LS: The first book was really an attempt to explain what modern portfolio theory is all about. The book is broken down into three parts. The first part is a look at how investors actually believe markets work. I look at what is considered "conventional wisdom." Things like "Past performance is a predictor of future performance" and the belief that people can successfully time the market. I destroy each one of those myths by methodically presenting the evidence - 50 years of academic research on the subject - and also by using common sense logic. The second part of the book explains how markets really work, or at least how financial economists believe the markets work.

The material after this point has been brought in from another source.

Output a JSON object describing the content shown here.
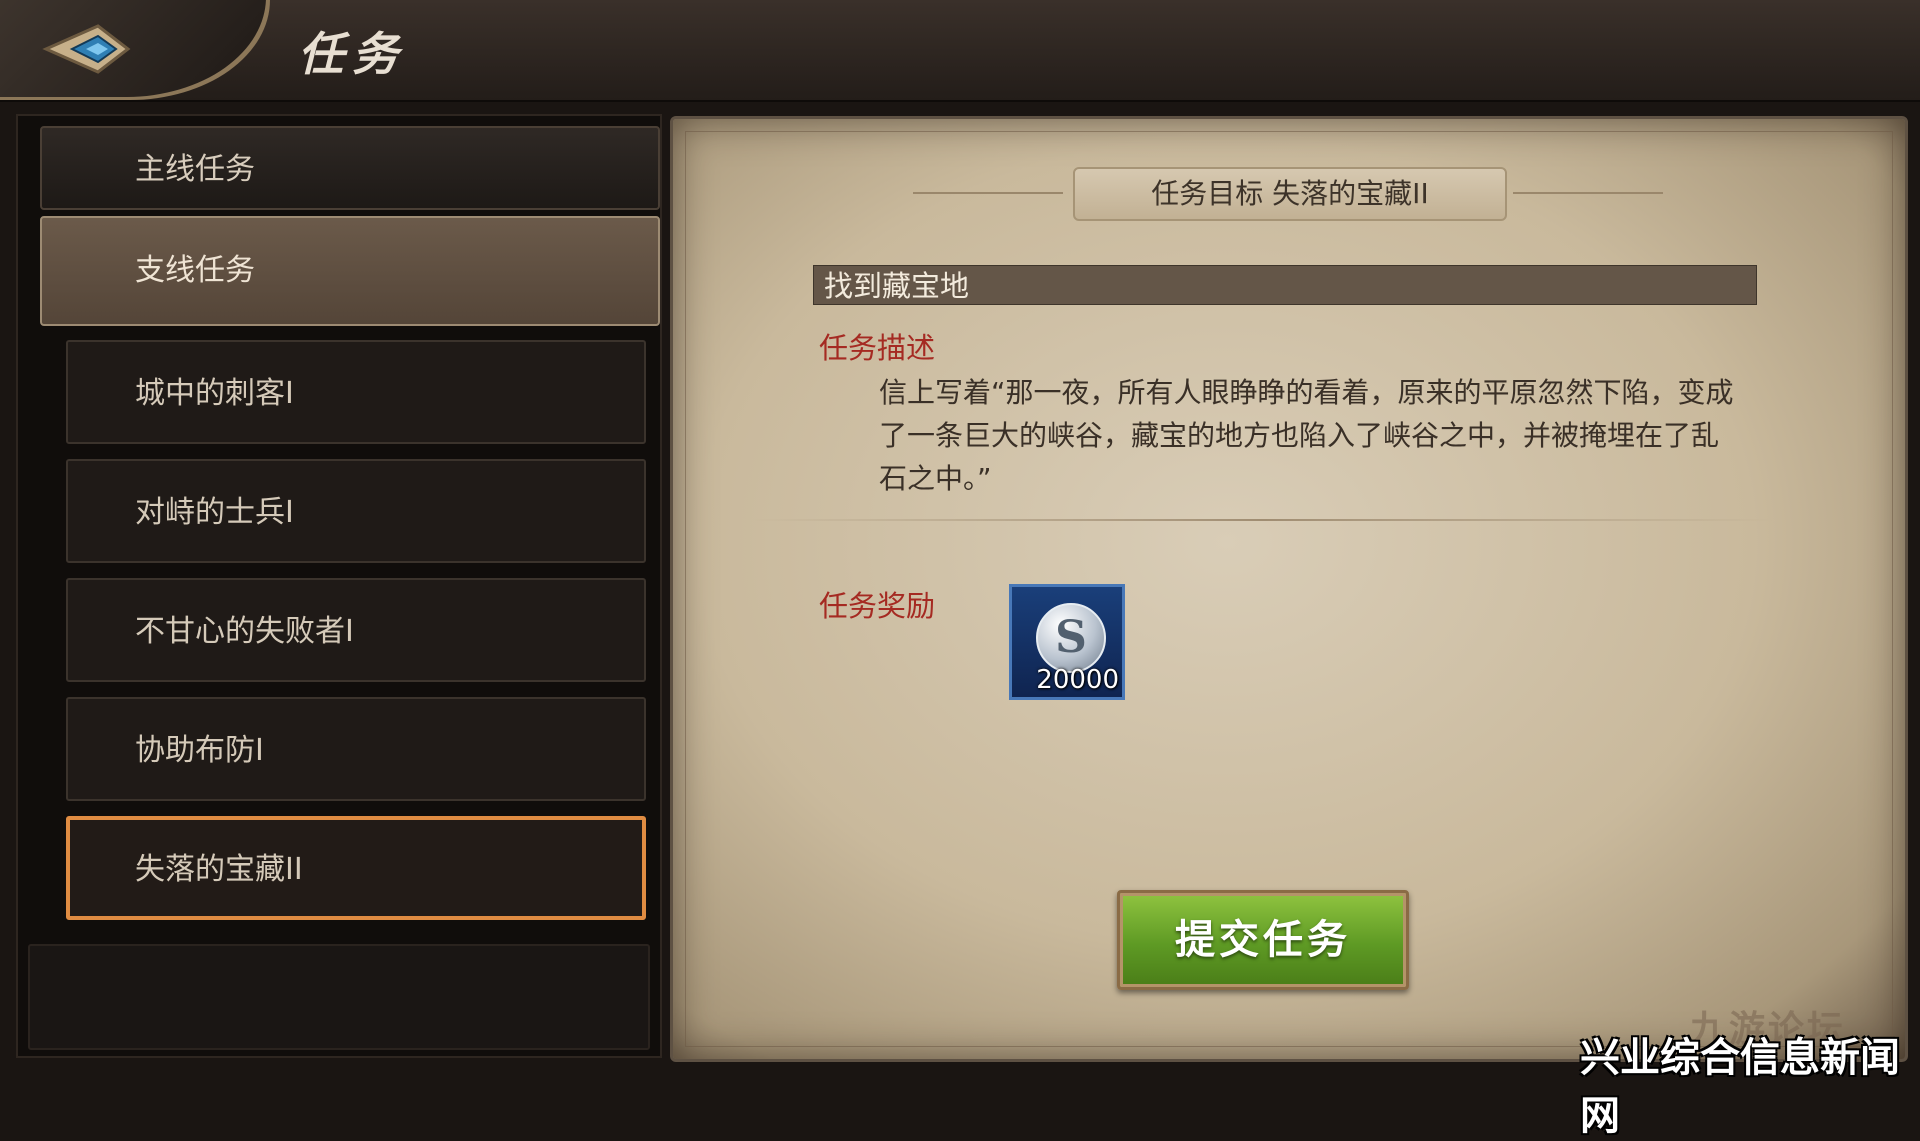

The third part of the book attempts to show people what to do with this information. It's not enough to know what the right strategy is, you have to know how to implement it.

My second book focused much more on the evidence that shows that active management doesn't work - hence the title What Wall Street Doesn't Want You to Know. I also focused on ideas that weren't touched on in the first book, things like tax management and the costs of tax inefficiency. There's a whole chapter on behavioral finance and the issues relating to human behavior - what happens when investors let their hearts drive investment decisions and not their heads. Lastly, based on a lot of the feedback I received from the last book, I tried to focus on individual situations for investors. The whole last chapter provides very specific tools to help investors identify their own unique risk tolerance.

I am in the process of putting together another book, and I'm thinking about maybe calling it More of What Wall Street Doesn't Want You to Know.

IF: What do you see as the biggest, and therefore perhaps most dangerous, misconception concerning investing?

LS: That there are smart, hard-working people who can somehow discover stocks that have been underpriced by the market. What this implies is that the market is mispricing securities. The fact of the matter is that there is a tremendous body of evidence that shows that playing that game, while it does give the hope of outperformance, is really the triumph of hope over reason. You have a small chance of outperforming, and even those who do outperform do so by a small margin. The vast majority of active managers, whether they are individuals or professionals, underperform.

A good example is that in the ten-year period between 1980 and 1989, there were 71 large-cap growth funds that survived the period. Two of the 71 outperformed the S&P 500 index after taxes. If the stakes are my retirement money, I don't want to play a game where I have 2 chances to win and 69 chances to lose. You're far better off accepting the market returns. If you want to pick stocks, I recommend setting up an "entertainment account" with 5 or 10 percent of your money. You'll probably end up getting market returns with that money anyway, minus taxes and management expenses of course.

IF: Why should investors read your book?

LS: People can either spend a little bit of money and a little bit of time invested reading my book, or they can play the market. If they read my book, they'll learn how the market works and how to play the winner's game. If they play the market, every once and a while the market will hand them a tuition bill. And in years like 2000, they hand out lots of Ph.D.'s, which we know are very expensive. So quite simply, you can pay now with a little time and money, or pay the market a lot later.

Read our review of What Wall Street Doesn't Want You to Know by Larry E. Swedroe